Recorded data:
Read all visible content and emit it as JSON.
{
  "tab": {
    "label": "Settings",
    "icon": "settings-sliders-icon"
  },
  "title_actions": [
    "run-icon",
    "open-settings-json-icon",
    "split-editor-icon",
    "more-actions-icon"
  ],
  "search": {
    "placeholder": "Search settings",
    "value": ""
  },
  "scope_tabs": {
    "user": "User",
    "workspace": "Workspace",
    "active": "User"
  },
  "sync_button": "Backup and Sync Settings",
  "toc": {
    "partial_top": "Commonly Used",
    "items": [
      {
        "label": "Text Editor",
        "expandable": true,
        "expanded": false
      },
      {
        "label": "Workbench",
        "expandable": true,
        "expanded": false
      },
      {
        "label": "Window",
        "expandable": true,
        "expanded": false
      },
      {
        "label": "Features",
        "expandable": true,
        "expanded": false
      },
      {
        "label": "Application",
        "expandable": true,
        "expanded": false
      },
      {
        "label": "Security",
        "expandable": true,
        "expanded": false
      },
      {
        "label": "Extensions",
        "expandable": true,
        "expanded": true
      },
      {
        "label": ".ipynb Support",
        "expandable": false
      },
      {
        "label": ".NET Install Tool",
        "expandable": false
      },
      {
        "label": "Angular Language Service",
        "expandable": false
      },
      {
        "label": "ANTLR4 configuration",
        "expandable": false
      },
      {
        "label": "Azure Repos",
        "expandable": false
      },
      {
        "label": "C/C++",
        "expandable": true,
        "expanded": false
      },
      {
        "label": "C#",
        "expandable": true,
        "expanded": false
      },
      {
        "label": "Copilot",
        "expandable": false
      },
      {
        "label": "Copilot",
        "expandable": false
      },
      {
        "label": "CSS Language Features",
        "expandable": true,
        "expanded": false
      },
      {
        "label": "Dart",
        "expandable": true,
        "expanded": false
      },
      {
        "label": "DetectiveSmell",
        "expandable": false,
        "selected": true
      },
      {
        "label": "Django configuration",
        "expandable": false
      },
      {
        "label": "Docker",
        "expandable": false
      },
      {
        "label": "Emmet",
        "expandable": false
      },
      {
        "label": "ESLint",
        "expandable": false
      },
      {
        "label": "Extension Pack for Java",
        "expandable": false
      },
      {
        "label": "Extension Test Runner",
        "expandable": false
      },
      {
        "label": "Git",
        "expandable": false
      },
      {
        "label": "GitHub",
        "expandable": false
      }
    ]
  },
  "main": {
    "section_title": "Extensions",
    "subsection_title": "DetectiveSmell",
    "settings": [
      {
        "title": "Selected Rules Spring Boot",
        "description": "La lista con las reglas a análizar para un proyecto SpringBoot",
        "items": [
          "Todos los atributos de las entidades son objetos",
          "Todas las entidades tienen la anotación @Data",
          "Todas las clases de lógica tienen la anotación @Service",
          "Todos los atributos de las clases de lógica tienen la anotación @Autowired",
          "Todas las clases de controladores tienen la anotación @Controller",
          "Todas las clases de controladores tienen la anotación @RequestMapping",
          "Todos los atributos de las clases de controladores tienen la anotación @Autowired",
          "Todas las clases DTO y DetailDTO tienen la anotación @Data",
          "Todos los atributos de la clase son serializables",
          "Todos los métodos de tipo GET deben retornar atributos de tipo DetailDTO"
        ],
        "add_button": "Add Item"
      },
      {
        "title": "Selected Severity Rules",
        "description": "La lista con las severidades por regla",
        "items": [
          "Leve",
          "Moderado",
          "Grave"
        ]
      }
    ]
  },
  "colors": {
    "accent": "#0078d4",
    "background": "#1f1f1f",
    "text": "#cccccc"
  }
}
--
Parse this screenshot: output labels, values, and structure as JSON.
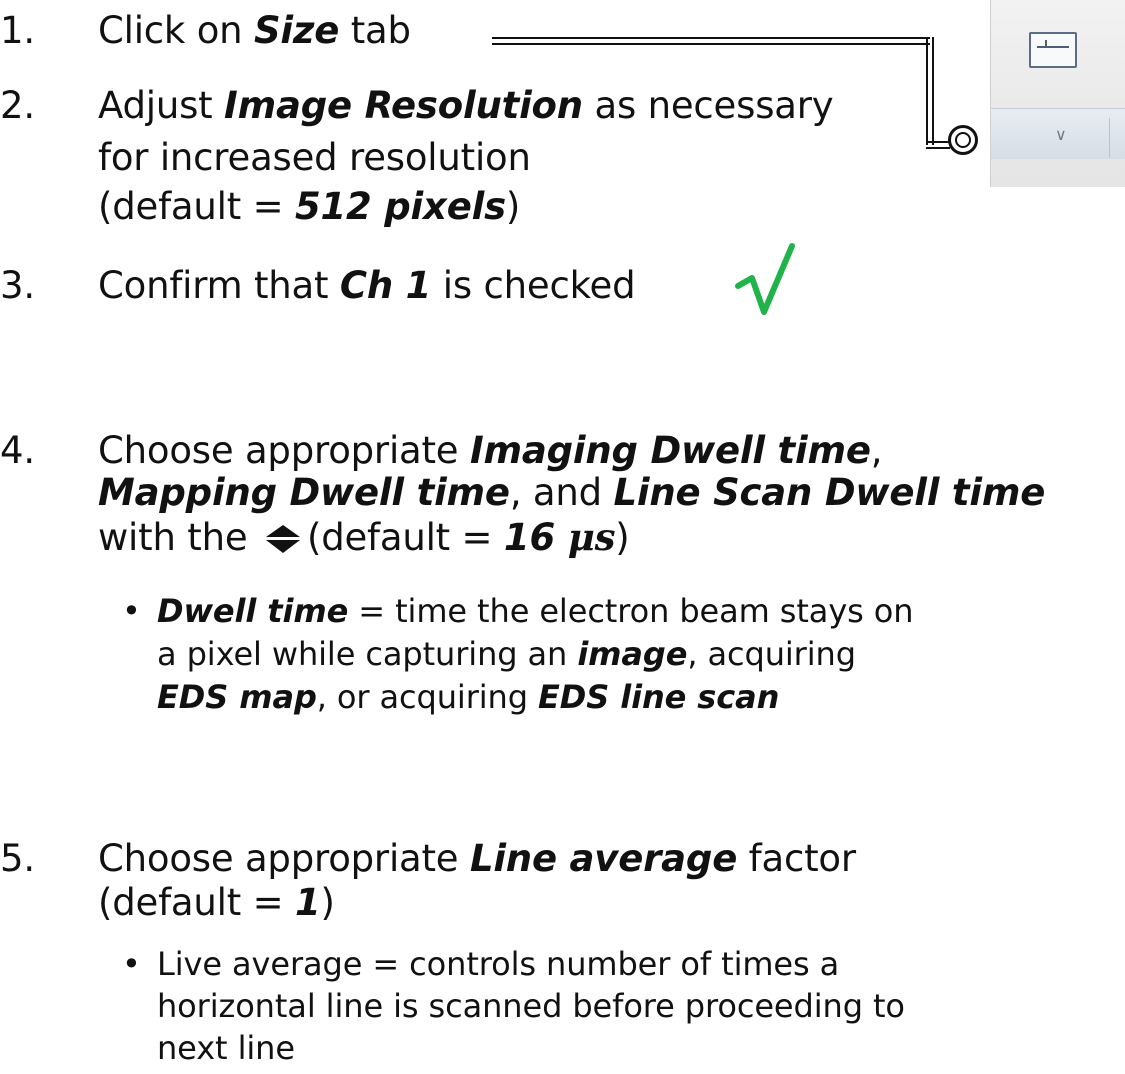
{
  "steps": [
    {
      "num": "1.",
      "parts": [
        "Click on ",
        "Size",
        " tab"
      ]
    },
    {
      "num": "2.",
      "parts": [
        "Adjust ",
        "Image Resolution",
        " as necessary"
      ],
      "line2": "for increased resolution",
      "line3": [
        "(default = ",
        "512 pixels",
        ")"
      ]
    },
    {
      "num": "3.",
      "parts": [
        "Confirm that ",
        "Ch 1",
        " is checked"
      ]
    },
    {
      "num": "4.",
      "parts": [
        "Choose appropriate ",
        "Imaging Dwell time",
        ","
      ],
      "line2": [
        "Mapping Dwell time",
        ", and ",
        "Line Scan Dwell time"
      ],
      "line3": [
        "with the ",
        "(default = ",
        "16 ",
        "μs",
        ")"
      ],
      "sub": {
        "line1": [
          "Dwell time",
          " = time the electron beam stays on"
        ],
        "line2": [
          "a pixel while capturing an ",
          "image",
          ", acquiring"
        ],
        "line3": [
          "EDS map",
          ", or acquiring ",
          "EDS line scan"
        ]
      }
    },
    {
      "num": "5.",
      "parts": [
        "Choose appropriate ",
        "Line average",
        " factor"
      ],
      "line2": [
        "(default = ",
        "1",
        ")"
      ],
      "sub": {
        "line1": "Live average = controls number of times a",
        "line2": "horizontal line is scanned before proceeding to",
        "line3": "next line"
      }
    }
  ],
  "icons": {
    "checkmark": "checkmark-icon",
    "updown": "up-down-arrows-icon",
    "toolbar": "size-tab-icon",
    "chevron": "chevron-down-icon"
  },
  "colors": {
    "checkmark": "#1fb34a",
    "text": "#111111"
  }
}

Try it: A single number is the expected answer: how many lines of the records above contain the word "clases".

Exercise response: 6